The suggestion of moving somewhere for tax advantages is plainly silly. Even on a list of financial considerations, taxes ought to be close to the last item. On a list of what will provide a fulfilling retirement, it doesn't merit more than an asterisk.

The author is right in philosophy. Money is just a tool, not the focus, for having a rich life. But having said that, his specific suggestions head off in the opposite direction. If you want a fulfilling retirement, live a fulfilling life. Then make your retirement more of the same.

Comments

Popular posts from this blog

Self-Directed Real Estate IRA's the New Scam?

You aren't smarter than the market. It really is that simple. You know the marketing folks have been out talking when the New York Times does a fluff story on some new way to make more money with your investments. So watch out for the new scam promoted by the same media advisers who told you a few years ago to buy the most expensive house a lender would finance. Paul Sullivan story is about people'e successful investment of their retirement money in real estate using a self-directed IRA. He provides us with several "success stories".  Of course they are all recent converters to this idea and, not surprising, all but one of the people whose story Sullivan tells are also in real estate sales. The problem isn't really Paul Sullivan. Its that there is no one who makes money by digging out the horror stories from people who invested their retirement funds in real estate at the height of the housing bubble. There aren't any public relations firms devoted to de

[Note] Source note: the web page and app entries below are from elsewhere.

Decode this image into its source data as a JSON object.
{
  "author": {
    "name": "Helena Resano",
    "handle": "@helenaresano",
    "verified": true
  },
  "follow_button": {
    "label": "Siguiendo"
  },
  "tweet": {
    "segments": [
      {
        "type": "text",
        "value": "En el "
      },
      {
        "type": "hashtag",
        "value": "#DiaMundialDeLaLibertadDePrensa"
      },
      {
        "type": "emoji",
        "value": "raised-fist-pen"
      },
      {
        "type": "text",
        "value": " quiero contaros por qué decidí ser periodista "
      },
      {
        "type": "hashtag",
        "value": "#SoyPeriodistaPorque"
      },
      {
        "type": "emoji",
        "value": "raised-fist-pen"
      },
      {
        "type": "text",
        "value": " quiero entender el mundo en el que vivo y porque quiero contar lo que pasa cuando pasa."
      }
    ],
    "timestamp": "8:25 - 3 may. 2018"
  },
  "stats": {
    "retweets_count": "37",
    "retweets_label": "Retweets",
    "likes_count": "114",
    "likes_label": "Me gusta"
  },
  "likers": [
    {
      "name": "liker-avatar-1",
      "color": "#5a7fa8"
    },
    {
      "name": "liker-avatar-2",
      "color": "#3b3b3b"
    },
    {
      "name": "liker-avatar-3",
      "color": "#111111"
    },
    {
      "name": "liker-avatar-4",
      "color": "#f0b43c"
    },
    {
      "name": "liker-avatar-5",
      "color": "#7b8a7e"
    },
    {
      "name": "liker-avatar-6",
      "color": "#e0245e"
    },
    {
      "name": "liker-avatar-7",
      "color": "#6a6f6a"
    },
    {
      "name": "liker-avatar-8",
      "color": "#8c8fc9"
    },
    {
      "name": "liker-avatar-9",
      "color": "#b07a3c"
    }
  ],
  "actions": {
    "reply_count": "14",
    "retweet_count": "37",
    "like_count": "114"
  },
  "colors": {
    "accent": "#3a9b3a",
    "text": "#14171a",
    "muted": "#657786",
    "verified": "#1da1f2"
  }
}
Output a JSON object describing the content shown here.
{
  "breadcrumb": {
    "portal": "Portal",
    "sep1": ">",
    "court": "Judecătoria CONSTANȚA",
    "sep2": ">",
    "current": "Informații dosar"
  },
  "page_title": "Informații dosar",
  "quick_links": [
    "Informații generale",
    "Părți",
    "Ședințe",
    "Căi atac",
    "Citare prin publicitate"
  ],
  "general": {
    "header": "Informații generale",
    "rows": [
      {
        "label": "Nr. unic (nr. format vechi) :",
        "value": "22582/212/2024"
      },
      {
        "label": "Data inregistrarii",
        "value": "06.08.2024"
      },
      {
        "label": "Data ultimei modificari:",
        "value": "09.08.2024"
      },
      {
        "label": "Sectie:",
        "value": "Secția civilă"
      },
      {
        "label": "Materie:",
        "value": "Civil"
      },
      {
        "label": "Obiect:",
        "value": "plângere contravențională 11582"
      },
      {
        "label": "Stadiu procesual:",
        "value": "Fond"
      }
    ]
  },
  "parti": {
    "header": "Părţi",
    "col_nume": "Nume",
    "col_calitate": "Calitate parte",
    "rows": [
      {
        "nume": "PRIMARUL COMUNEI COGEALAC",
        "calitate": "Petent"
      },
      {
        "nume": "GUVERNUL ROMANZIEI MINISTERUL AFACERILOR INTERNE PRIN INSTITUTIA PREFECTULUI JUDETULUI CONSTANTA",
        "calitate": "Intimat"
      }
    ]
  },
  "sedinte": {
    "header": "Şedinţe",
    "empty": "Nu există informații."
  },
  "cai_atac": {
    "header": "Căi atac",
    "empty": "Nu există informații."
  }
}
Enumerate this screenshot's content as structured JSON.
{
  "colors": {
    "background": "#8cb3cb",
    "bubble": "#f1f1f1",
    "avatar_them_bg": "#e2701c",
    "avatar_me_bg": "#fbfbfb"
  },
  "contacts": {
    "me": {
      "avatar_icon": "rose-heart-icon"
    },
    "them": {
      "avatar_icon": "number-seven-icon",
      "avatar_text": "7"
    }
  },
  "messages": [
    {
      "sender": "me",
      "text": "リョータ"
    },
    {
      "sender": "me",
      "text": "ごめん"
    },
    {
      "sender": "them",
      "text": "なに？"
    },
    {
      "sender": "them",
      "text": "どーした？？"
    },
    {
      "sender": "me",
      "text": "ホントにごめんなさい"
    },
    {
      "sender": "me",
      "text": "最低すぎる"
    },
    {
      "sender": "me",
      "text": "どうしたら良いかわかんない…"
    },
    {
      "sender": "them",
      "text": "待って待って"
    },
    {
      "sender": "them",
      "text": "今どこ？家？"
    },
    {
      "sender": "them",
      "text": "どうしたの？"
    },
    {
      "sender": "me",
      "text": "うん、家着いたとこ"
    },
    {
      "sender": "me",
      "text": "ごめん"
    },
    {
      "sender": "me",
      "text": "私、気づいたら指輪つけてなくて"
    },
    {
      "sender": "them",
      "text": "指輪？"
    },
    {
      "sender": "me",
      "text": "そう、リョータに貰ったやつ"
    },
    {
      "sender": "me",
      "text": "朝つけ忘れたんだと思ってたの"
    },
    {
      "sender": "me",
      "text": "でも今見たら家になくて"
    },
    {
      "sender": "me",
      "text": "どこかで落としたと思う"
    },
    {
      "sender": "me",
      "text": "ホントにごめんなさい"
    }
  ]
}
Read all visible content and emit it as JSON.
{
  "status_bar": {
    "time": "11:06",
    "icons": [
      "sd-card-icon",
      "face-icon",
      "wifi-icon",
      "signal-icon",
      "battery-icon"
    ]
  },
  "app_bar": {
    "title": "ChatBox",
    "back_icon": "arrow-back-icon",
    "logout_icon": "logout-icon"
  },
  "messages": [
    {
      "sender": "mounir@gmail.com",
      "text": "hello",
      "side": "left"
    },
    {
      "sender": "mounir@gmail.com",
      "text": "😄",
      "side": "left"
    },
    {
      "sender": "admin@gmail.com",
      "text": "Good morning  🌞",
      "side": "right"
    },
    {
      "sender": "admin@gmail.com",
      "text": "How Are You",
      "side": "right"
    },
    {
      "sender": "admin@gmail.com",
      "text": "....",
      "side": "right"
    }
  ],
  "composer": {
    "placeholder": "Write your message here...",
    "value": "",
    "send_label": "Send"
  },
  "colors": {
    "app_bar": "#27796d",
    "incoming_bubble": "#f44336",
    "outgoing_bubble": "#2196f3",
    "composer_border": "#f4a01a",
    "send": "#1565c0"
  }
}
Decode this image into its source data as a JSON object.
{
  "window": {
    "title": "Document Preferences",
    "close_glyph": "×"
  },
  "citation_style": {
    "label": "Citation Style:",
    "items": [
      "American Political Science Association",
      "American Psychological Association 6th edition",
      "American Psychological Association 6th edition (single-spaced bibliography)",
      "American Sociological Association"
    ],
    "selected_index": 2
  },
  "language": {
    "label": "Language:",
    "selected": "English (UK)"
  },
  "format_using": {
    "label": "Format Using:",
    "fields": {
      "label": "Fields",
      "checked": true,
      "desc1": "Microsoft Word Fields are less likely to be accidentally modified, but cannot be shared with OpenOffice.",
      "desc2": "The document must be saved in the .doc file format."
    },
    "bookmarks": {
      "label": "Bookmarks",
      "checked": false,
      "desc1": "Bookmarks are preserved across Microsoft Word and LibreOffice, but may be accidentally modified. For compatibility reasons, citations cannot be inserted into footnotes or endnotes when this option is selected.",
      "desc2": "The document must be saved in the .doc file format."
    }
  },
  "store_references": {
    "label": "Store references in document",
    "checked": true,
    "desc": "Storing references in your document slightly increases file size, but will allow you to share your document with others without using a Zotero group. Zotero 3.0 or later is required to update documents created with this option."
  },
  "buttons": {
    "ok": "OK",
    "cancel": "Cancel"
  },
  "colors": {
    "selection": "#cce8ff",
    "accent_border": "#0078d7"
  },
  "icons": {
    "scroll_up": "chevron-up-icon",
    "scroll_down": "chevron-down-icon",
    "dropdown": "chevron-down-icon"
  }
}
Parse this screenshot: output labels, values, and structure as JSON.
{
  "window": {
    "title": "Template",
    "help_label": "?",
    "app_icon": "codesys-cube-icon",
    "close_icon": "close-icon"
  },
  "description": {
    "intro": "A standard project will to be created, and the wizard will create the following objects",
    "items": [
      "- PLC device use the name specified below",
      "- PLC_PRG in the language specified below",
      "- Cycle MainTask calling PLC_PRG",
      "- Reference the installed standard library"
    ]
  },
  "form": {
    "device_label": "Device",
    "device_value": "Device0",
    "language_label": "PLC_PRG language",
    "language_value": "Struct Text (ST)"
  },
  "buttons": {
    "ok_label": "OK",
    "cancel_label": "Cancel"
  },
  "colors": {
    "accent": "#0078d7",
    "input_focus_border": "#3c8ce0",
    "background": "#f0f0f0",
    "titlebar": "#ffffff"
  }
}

The Stock Market hasn't gone up, the Value of the Dollar has Just Gone Down.

You aren't smarter than the market. It really is that simple. The New York Times had an article about the stock market's recent gains. The story noted that while the market had gone up 11% since the election, the dollar had dropped 10% against a basket of foreign currencies during that same period. They described this as "almost a mirror image." Unfortunately it is exactly a mirror image for people who hold those foreign currencies. Lets say they paid a $100 for a share of stock the day of the election and they exchanged 100 units of their own currency for that $100. Now if they sell that stock they will get $111 dollars, but when they exchange that $111 dollars, they will get back 100 units of their own currency. They have earned nothing, in their own local currency's terms the price hasn't changed. In a world investment market, the price of stock is set by what people around the world are willing to pay for it. Most people are still paying the same pr

Who is to blame for this mess?

There seems to be a lot of discussion to who is to blame for the financial crisis. But an awful lot of the media coverage is highly misleading. Here is synopis: 1) The meltdown in the financial market had little to do with people getting mortgages they couldn't afford. The collapse of the mortgage backed CDO's was caused by the collapse in the value of the houses which provided the collateral. It turned the mortgages behind the "collateralized debt obligations" (CDO's) into mostly un-collateralized debts. The result was that they went from AAA rated bonds to junk. 2)So what caused the housing bubble and collapse? Many people blame the fed, but don't have the story right. The fed did play a role. By keeping interest rates on Treasury Bonds low, they provided a market for alternative bonds that would pay a greater return. But the major cause of the housing bubble was the creativity of the investment banks. These are not the retail banks that make home mortgages